Eric Naughton, Nassau's deputy county executive for finance, said that when OMB finalized the 2014 budget in September 2013, "the amount of activity [at the clerk's office] was very good." He noted that the clerk's revenue submission in 2013 was $24 million, but the office actually brought in $39.2 million.
The Parks Department missed its $19.5 million revenue target by nearly $1.8 million, the report said. The biggest culprit was $1 million in unrealized golf revenue and a $500,000 shortfall at the Aquatic Center in Eisenhower Park.
Spokeswoman Mary Studdert attributed the drop to heavy rains that forced courses to close more often than usual. The National Weather Service said 2014 was the fifth-wettest year on Long Island since the agency began measuring rainfall at MacArthur Airport in 1984.
The Aquatic Center closed for eight weeks last summer for renovations to the heating and air-conditioning system, leading to the revenue shortage, Studdert said. "We project revenues to fully rebound," she said.
Delay in fee hikes didn't help
In June, county lawmakers voted to hike a host of fees, boosting the price to play golf, reserve baseball fields at Nassau parks and rent cabanas or park at Nickerson Beach.

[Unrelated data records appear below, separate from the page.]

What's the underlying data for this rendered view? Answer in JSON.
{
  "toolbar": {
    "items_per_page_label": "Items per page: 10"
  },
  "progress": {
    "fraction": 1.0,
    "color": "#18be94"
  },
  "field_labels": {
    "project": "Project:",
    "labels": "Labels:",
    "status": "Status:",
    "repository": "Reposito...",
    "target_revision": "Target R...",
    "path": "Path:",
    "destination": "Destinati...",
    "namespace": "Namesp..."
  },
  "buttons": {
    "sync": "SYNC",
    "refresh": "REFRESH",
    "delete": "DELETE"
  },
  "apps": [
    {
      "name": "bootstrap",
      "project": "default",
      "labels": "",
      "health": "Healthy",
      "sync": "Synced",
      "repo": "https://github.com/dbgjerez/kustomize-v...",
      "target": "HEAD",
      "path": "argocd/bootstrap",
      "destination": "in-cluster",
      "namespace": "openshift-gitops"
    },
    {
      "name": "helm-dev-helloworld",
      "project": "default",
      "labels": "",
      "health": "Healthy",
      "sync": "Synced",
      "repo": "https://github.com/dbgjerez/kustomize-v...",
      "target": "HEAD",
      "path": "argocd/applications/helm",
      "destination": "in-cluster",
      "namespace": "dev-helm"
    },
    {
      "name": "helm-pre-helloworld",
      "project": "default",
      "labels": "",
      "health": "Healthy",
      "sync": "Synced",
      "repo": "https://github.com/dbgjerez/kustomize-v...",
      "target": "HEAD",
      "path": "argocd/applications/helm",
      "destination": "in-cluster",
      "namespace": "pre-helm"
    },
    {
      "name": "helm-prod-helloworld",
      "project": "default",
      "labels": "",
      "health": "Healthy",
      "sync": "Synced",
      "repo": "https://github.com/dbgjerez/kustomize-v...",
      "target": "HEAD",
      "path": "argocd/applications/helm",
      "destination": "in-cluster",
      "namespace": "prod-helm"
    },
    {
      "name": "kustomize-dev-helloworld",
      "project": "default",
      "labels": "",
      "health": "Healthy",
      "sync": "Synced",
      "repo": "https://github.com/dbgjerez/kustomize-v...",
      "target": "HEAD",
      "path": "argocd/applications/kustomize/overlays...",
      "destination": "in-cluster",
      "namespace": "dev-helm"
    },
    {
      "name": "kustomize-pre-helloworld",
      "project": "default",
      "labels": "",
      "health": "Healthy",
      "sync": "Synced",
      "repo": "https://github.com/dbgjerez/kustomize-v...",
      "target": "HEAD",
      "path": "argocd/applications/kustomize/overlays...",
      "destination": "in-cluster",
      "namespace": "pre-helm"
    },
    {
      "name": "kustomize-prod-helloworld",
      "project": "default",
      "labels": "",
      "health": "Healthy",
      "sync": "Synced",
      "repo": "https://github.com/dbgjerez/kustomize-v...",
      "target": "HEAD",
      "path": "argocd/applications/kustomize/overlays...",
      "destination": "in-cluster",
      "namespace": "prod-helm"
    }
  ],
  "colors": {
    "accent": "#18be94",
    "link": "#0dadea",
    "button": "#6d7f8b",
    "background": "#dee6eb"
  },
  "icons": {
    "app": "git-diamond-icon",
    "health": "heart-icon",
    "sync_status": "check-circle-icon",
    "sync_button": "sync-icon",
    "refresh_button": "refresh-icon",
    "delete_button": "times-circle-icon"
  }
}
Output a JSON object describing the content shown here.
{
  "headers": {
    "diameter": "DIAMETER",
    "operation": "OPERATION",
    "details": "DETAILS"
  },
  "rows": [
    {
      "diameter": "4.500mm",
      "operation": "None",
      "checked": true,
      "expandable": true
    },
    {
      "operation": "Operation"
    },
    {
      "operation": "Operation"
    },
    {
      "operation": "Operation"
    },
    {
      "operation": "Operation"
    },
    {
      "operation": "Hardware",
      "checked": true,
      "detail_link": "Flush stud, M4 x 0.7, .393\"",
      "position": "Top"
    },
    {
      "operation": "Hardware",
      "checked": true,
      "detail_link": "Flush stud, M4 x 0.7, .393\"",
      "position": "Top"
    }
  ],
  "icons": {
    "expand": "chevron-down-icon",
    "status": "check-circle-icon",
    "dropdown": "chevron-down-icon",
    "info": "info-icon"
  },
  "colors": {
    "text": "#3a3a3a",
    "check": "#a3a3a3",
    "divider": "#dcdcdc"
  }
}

But county officials agreed not to immediately implement the hikes, as Nickerson cabanas already had been reserved, Studdert said. Also, some schools and nonprofits that use the ballfields had not budgeted for the increase. Most fee increases did not go into effect until early 2015, Studdert said.
Lawmakers also approved a new tax map verification fee under a program allowing residents to get up-to-date information on land documents from the Assessment Department. Assessment did not implement the fee until March 2015, leading to a $1.5 million agency shortfall last year, the report said.
The police department missed its revenue target by $2.5 million due to a drop in tow truck franchise fees and fees for emergency ambulance transport, the report found.
Police spokesman Gary Shapiro attributed the shortfall to individuals who received checks for ambulance billing from their insurance companies but failed to submit those payments to the county.
Nassau offset the $7.9 million departmentwide shortfall with increased revenue from sources such as county permits and licenses, along with fines from the now-defunct school-zone speed camera program, the report said.
Ten agencies had higher than expected revenue, led by the Department of Social Services, which ended 2014 with a $1.9 million surplus due in part to a rise in Medicaid-related recoveries. Commissioner John Imhof attributed the surplus to "prudent budgeting and judicious managerial oversight."
The Health Department ended 2014 with a $1.7 million surplus. The county collected higher than anticipated Medicaid receipts for early intervention services that are provided to special needs children, Commissioner Lawrence Eisenstein said.
Nassau Comptroller George Maragos reported last month that the county ended 2014 with a $10.7 million budget surplus, primarily because it borrowed $121.1 million to pay for property tax refunds, legal judgments and settlements, and police termination pay. But Maragos said the county's structural deficit -- the difference between its recurring expenses and recurring revenues -- was $191.2 million.